#### Supplied records
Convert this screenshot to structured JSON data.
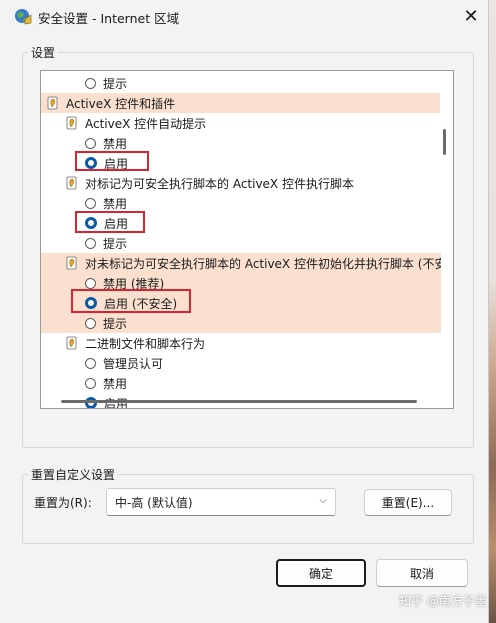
{
  "window": {
    "title": "安全设置 - Internet 区域",
    "close_icon": "close-icon"
  },
  "settings_group": {
    "label": "设置",
    "rows": [
      {
        "type": "radio",
        "label": "提示",
        "checked": false,
        "indent": 2,
        "highlight": false
      },
      {
        "type": "category",
        "label": "ActiveX 控件和插件",
        "indent": 0,
        "highlight": true
      },
      {
        "type": "category",
        "label": "ActiveX 控件自动提示",
        "indent": 1,
        "highlight": false
      },
      {
        "type": "radio",
        "label": "禁用",
        "checked": false,
        "indent": 2,
        "highlight": false
      },
      {
        "type": "radio",
        "label": "启用",
        "checked": true,
        "indent": 2,
        "highlight": false
      },
      {
        "type": "category",
        "label": "对标记为可安全执行脚本的 ActiveX 控件执行脚本",
        "indent": 1,
        "highlight": false
      },
      {
        "type": "radio",
        "label": "禁用",
        "checked": false,
        "indent": 2,
        "highlight": false
      },
      {
        "type": "radio",
        "label": "启用",
        "checked": true,
        "indent": 2,
        "highlight": false
      },
      {
        "type": "radio",
        "label": "提示",
        "checked": false,
        "indent": 2,
        "highlight": false
      },
      {
        "type": "category",
        "label": "对未标记为可安全执行脚本的 ActiveX 控件初始化并执行脚本 (不安",
        "indent": 1,
        "highlight": true
      },
      {
        "type": "radio",
        "label": "禁用 (推荐)",
        "checked": false,
        "indent": 2,
        "highlight": true
      },
      {
        "type": "radio",
        "label": "启用 (不安全)",
        "checked": true,
        "indent": 2,
        "highlight": true
      },
      {
        "type": "radio",
        "label": "提示",
        "checked": false,
        "indent": 2,
        "highlight": true
      },
      {
        "type": "category",
        "label": "二进制文件和脚本行为",
        "indent": 1,
        "highlight": false
      },
      {
        "type": "radio",
        "label": "管理员认可",
        "checked": false,
        "indent": 2,
        "highlight": false
      },
      {
        "type": "radio",
        "label": "禁用",
        "checked": false,
        "indent": 2,
        "highlight": false
      },
      {
        "type": "radio",
        "label": "启用",
        "checked": true,
        "indent": 2,
        "highlight": false
      }
    ]
  },
  "reset_group": {
    "label": "重置自定义设置",
    "reset_to_label": "重置为(R):",
    "select_value": "中-高 (默认值)",
    "reset_button": "重置(E)..."
  },
  "footer": {
    "ok_button": "确定",
    "cancel_button": "取消"
  },
  "watermark": "知乎 @南方子墨",
  "colors": {
    "highlight": "#fbe0cf",
    "annotation_red": "#d9242f",
    "radio_checked": "#0a5aa8"
  }
}
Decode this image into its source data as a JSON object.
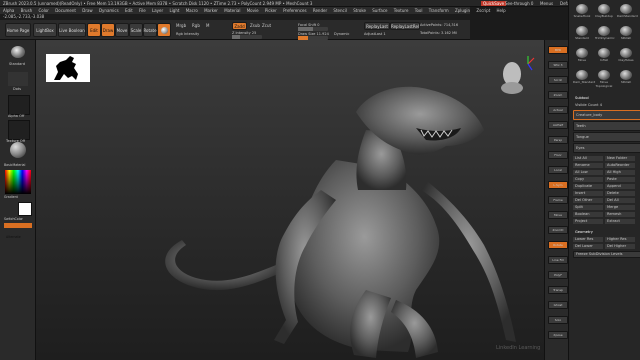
{
  "window": {
    "title": "ZBrush 2023.0.5 (unnamed)(ReadOnly) • Free Mem 13.193GB • Active Mem 8378 • Scratch Disk 1120 • ZTime 2.73 • PolyCount 2.949 MP • MeshCount 3",
    "right_buttons": [
      "QuickSave",
      "See-through 0",
      "Menus",
      "DefaultZScript"
    ]
  },
  "menu": [
    "Alpha",
    "Brush",
    "Color",
    "Document",
    "Draw",
    "Dynamics",
    "Edit",
    "File",
    "Layer",
    "Light",
    "Macro",
    "Marker",
    "Material",
    "Movie",
    "Picker",
    "Preferences",
    "Render",
    "Stencil",
    "Stroke",
    "Surface",
    "Texture",
    "Tool",
    "Transform",
    "Zplugin",
    "Zscript",
    "Help"
  ],
  "coords": "-2.085,-2.733,-3.038",
  "toolbar": {
    "home_page": "Home Page",
    "lightbox": "LightBox",
    "live_boolean": "Live Boolean",
    "edit": "Edit",
    "draw": "Draw",
    "move": "Move",
    "scale": "Scale",
    "rotate": "Rotate",
    "mrgb": "Mrgb",
    "rgb": "Rgb",
    "m": "M",
    "zadd": "Zadd",
    "zsub": "Zsub",
    "zcut": "Zcut",
    "rgb_intensity": "Rgb Intensity",
    "z_intensity": "Z Intensity 25",
    "z_intensity_value": 0.25,
    "focal_shift": "Focal Shift 0",
    "draw_size": "Draw Size 11.924",
    "dynamic": "Dynamic",
    "replay_last": "ReplayLast",
    "replay_last_rel": "ReplayLastRel",
    "active_points": "ActivePoints: 714,316",
    "total_points": "TotalPoints: 3.162 Mil",
    "adjust_last": "AdjustLast 1"
  },
  "left_shelf": {
    "standard": "Standard",
    "dots": "Dots",
    "alpha_off": "Alpha Off",
    "texture_off": "Texture Off",
    "material": "BasicMaterial",
    "gradient": "Gradient",
    "switch_color": "SwitchColor",
    "alternate": "Alternate"
  },
  "right_shelf": [
    "BPR",
    "SPix 3",
    "Scroll",
    "Zoom",
    "Actual",
    "AAHalf",
    "Persp",
    "Floor",
    "Local",
    "L.Sym",
    "Frame",
    "Move",
    "ZoomD",
    "Rotate",
    "Line Fill",
    "PolyF",
    "Transp",
    "Ghost",
    "Solo",
    "Xpose"
  ],
  "right_menu": {
    "brushes": [
      "SnakeHook",
      "ClayBuildup",
      "DamStandard",
      "Standard",
      "TrimDynamic",
      "hPolish",
      "Move",
      "Inflat",
      "ClayTubes",
      "Dam_Standard",
      "Move Topological",
      "hPolish"
    ],
    "subtool_header": "Subtool",
    "visible_count": "Visible Count 4",
    "subtools": [
      "Creature_body",
      "Teeth",
      "Tongue",
      "Eyes"
    ],
    "buttons": [
      "List All",
      "New Folder",
      "Rename",
      "AutoReorder",
      "All Low",
      "All High",
      "Copy",
      "Paste",
      "Duplicate",
      "Append",
      "Insert",
      "Delete",
      "Del Other",
      "Del All",
      "Split",
      "Merge",
      "Boolean",
      "Remesh",
      "Project",
      "Extract"
    ],
    "geometry_header": "Geometry",
    "lower_res": "Lower Res",
    "higher_res": "Higher Res",
    "sdiv": "SDiv",
    "del_lower": "Del Lower",
    "del_higher": "Del Higher",
    "freeze_subdivision_levels": "Freeze SubDivision Levels"
  },
  "colors": {
    "accent_orange": "#e07a2c",
    "canvas_top": "#3c3c3c",
    "canvas_bottom": "#1e1e1e"
  },
  "watermark": "LinkedIn Learning"
}
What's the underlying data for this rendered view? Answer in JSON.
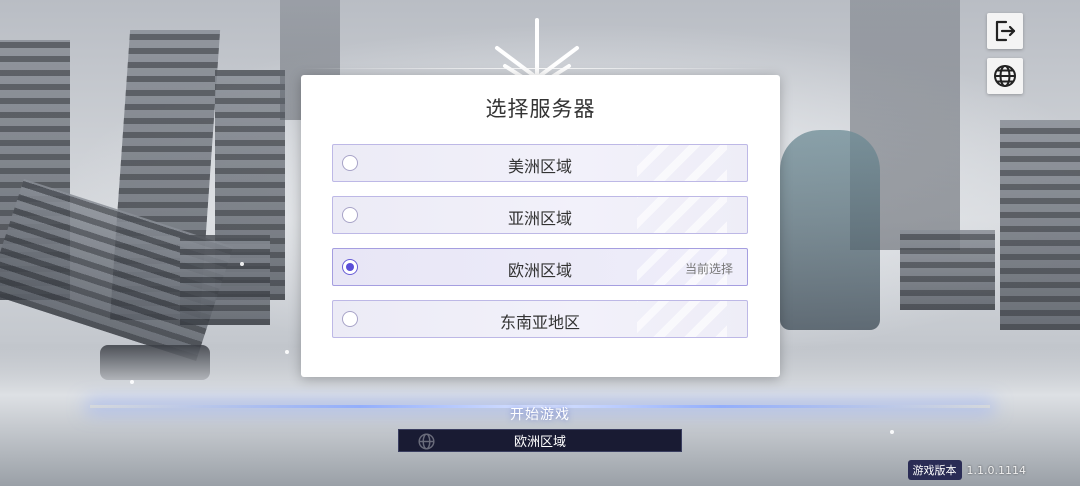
{
  "dialog": {
    "title": "选择服务器",
    "servers": [
      {
        "name": "美洲区域",
        "selected": false
      },
      {
        "name": "亚洲区域",
        "selected": false
      },
      {
        "name": "欧洲区域",
        "selected": true,
        "tag": "当前选择"
      },
      {
        "name": "东南亚地区",
        "selected": false
      }
    ]
  },
  "bottom": {
    "start_label": "开始游戏",
    "current_region": "欧洲区域"
  },
  "version": {
    "label": "游戏版本",
    "number": "1.1.0.1114"
  },
  "icons": {
    "exit": "exit-icon",
    "language": "globe-icon"
  },
  "colors": {
    "accent": "#5b4fd8",
    "region_bar": "#191b33",
    "version_badge": "#2a2c55"
  }
}
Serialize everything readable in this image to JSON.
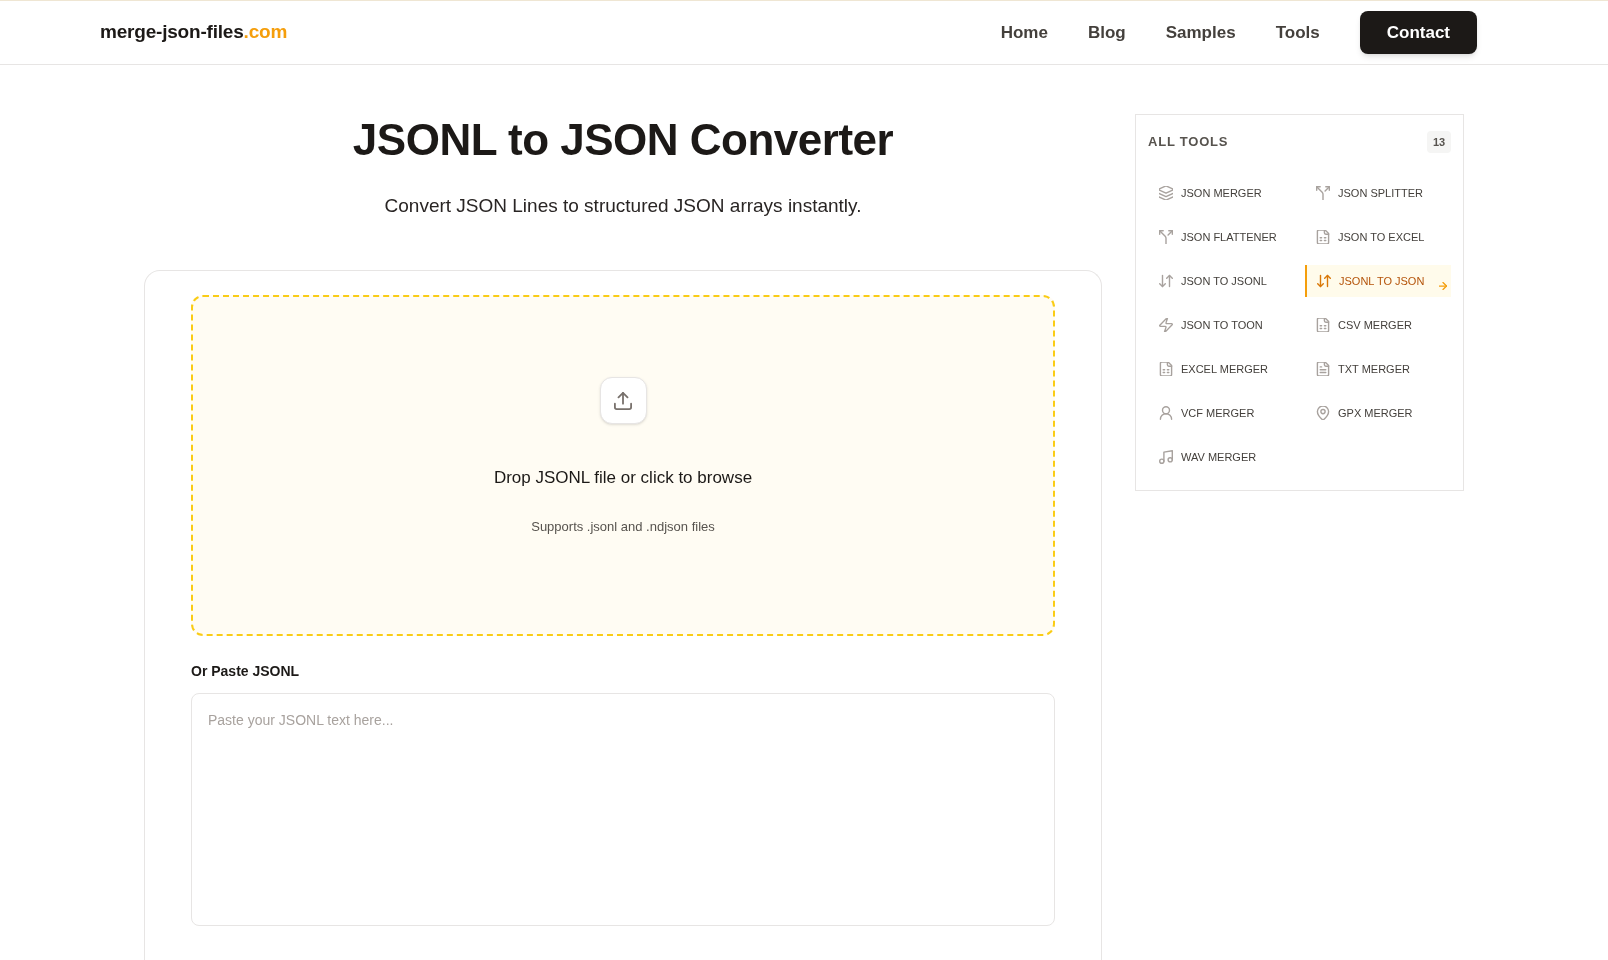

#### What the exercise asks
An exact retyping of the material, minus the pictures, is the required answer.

#### Task output
Convert this screenshot to structured JSON data.
{
  "window": {
    "title": "安全设置 - Internet 区域",
    "close_icon": "close-icon"
  },
  "settings_group": {
    "label": "设置",
    "rows": [
      {
        "type": "radio",
        "label": "提示",
        "checked": false,
        "indent": 2,
        "highlight": false
      },
      {
        "type": "category",
        "label": "ActiveX 控件和插件",
        "indent": 0,
        "highlight": true
      },
      {
        "type": "category",
        "label": "ActiveX 控件自动提示",
        "indent": 1,
        "highlight": false
      },
      {
        "type": "radio",
        "label": "禁用",
        "checked": false,
        "indent": 2,
        "highlight": false
      },
      {
        "type": "radio",
        "label": "启用",
        "checked": true,
        "indent": 2,
        "highlight": false
      },
      {
        "type": "category",
        "label": "对标记为可安全执行脚本的 ActiveX 控件执行脚本",
        "indent": 1,
        "highlight": false
      },
      {
        "type": "radio",
        "label": "禁用",
        "checked": false,
        "indent": 2,
        "highlight": false
      },
      {
        "type": "radio",
        "label": "启用",
        "checked": true,
        "indent": 2,
        "highlight": false
      },
      {
        "type": "radio",
        "label": "提示",
        "checked": false,
        "indent": 2,
        "highlight": false
      },
      {
        "type": "category",
        "label": "对未标记为可安全执行脚本的 ActiveX 控件初始化并执行脚本 (不安",
        "indent": 1,
        "highlight": true
      },
      {
        "type": "radio",
        "label": "禁用 (推荐)",
        "checked": false,
        "indent": 2,
        "highlight": true
      },
      {
        "type": "radio",
        "label": "启用 (不安全)",
        "checked": true,
        "indent": 2,
        "highlight": true
      },
      {
        "type": "radio",
        "label": "提示",
        "checked": false,
        "indent": 2,
        "highlight": true
      },
      {
        "type": "category",
        "label": "二进制文件和脚本行为",
        "indent": 1,
        "highlight": false
      },
      {
        "type": "radio",
        "label": "管理员认可",
        "checked": false,
        "indent": 2,
        "highlight": false
      },
      {
        "type": "radio",
        "label": "禁用",
        "checked": false,
        "indent": 2,
        "highlight": false
      },
      {
        "type": "radio",
        "label": "启用",
        "checked": true,
        "indent": 2,
        "highlight": false
      }
    ]
  },
  "reset_group": {
    "label": "重置自定义设置",
    "reset_to_label": "重置为(R):",
    "select_value": "中-高 (默认值)",
    "reset_button": "重置(E)..."
  },
  "footer": {
    "ok_button": "确定",
    "cancel_button": "取消"
  },
  "watermark": "知乎 @南方子墨",
  "colors": {
    "highlight": "#fbe0cf",
    "annotation_red": "#d9242f",
    "radio_checked": "#0a5aa8"
  }
}
Decode this image into its source data as a JSON object.
{
  "window": {
    "title": "ZBrush 2023.0.5 (unnamed)(ReadOnly) • Free Mem 13.193GB • Active Mem 8378 • Scratch Disk 1120 • ZTime 2.73 • PolyCount 2.949 MP • MeshCount 3",
    "right_buttons": [
      "QuickSave",
      "See-through 0",
      "Menus",
      "DefaultZScript"
    ]
  },
  "menu": [
    "Alpha",
    "Brush",
    "Color",
    "Document",
    "Draw",
    "Dynamics",
    "Edit",
    "File",
    "Layer",
    "Light",
    "Macro",
    "Marker",
    "Material",
    "Movie",
    "Picker",
    "Preferences",
    "Render",
    "Stencil",
    "Stroke",
    "Surface",
    "Texture",
    "Tool",
    "Transform",
    "Zplugin",
    "Zscript",
    "Help"
  ],
  "coords": "-2.085,-2.733,-3.038",
  "toolbar": {
    "home_page": "Home Page",
    "lightbox": "LightBox",
    "live_boolean": "Live Boolean",
    "edit": "Edit",
    "draw": "Draw",
    "move": "Move",
    "scale": "Scale",
    "rotate": "Rotate",
    "mrgb": "Mrgb",
    "rgb": "Rgb",
    "m": "M",
    "zadd": "Zadd",
    "zsub": "Zsub",
    "zcut": "Zcut",
    "rgb_intensity": "Rgb Intensity",
    "z_intensity": "Z Intensity 25",
    "z_intensity_value": 0.25,
    "focal_shift": "Focal Shift 0",
    "draw_size": "Draw Size 11.924",
    "dynamic": "Dynamic",
    "replay_last": "ReplayLast",
    "replay_last_rel": "ReplayLastRel",
    "active_points": "ActivePoints: 714,316",
    "total_points": "TotalPoints: 3.162 Mil",
    "adjust_last": "AdjustLast 1"
  },
  "left_shelf": {
    "standard": "Standard",
    "dots": "Dots",
    "alpha_off": "Alpha Off",
    "texture_off": "Texture Off",
    "material": "BasicMaterial",
    "gradient": "Gradient",
    "switch_color": "SwitchColor",
    "alternate": "Alternate"
  },
  "right_shelf": [
    "BPR",
    "SPix 3",
    "Scroll",
    "Zoom",
    "Actual",
    "AAHalf",
    "Persp",
    "Floor",
    "Local",
    "L.Sym",
    "Frame",
    "Move",
    "ZoomD",
    "Rotate",
    "Line Fill",
    "PolyF",
    "Transp",
    "Ghost",
    "Solo",
    "Xpose"
  ],
  "right_menu": {
    "brushes": [
      "SnakeHook",
      "ClayBuildup",
      "DamStandard",
      "Standard",
      "TrimDynamic",
      "hPolish",
      "Move",
      "Inflat",
      "ClayTubes",
      "Dam_Standard",
      "Move Topological",
      "hPolish"
    ],
    "subtool_header": "Subtool",
    "visible_count": "Visible Count 4",
    "subtools": [
      "Creature_body",
      "Teeth",
      "Tongue",
      "Eyes"
    ],
    "buttons": [
      "List All",
      "New Folder",
      "Rename",
      "AutoReorder",
      "All Low",
      "All High",
      "Copy",
      "Paste",
      "Duplicate",
      "Append",
      "Insert",
      "Delete",
      "Del Other",
      "Del All",
      "Split",
      "Merge",
      "Boolean",
      "Remesh",
      "Project",
      "Extract"
    ],
    "geometry_header": "Geometry",
    "lower_res": "Lower Res",
    "higher_res": "Higher Res",
    "sdiv": "SDiv",
    "del_lower": "Del Lower",
    "del_higher": "Del Higher",
    "freeze_subdivision_levels": "Freeze SubDivision Levels"
  },
  "colors": {
    "accent_orange": "#e07a2c",
    "canvas_top": "#3c3c3c",
    "canvas_bottom": "#1e1e1e"
  },
  "watermark": "LinkedIn Learning"
}
What's the underlying data for this rendered view? Answer in JSON.
{
  "dialog": {
    "title": "选择服务器",
    "servers": [
      {
        "name": "美洲区域",
        "selected": false
      },
      {
        "name": "亚洲区域",
        "selected": false
      },
      {
        "name": "欧洲区域",
        "selected": true,
        "tag": "当前选择"
      },
      {
        "name": "东南亚地区",
        "selected": false
      }
    ]
  },
  "bottom": {
    "start_label": "开始游戏",
    "current_region": "欧洲区域"
  },
  "version": {
    "label": "游戏版本",
    "number": "1.1.0.1114"
  },
  "icons": {
    "exit": "exit-icon",
    "language": "globe-icon"
  },
  "colors": {
    "accent": "#5b4fd8",
    "region_bar": "#191b33",
    "version_badge": "#2a2c55"
  }
}
Serialize everything readable in this image to JSON.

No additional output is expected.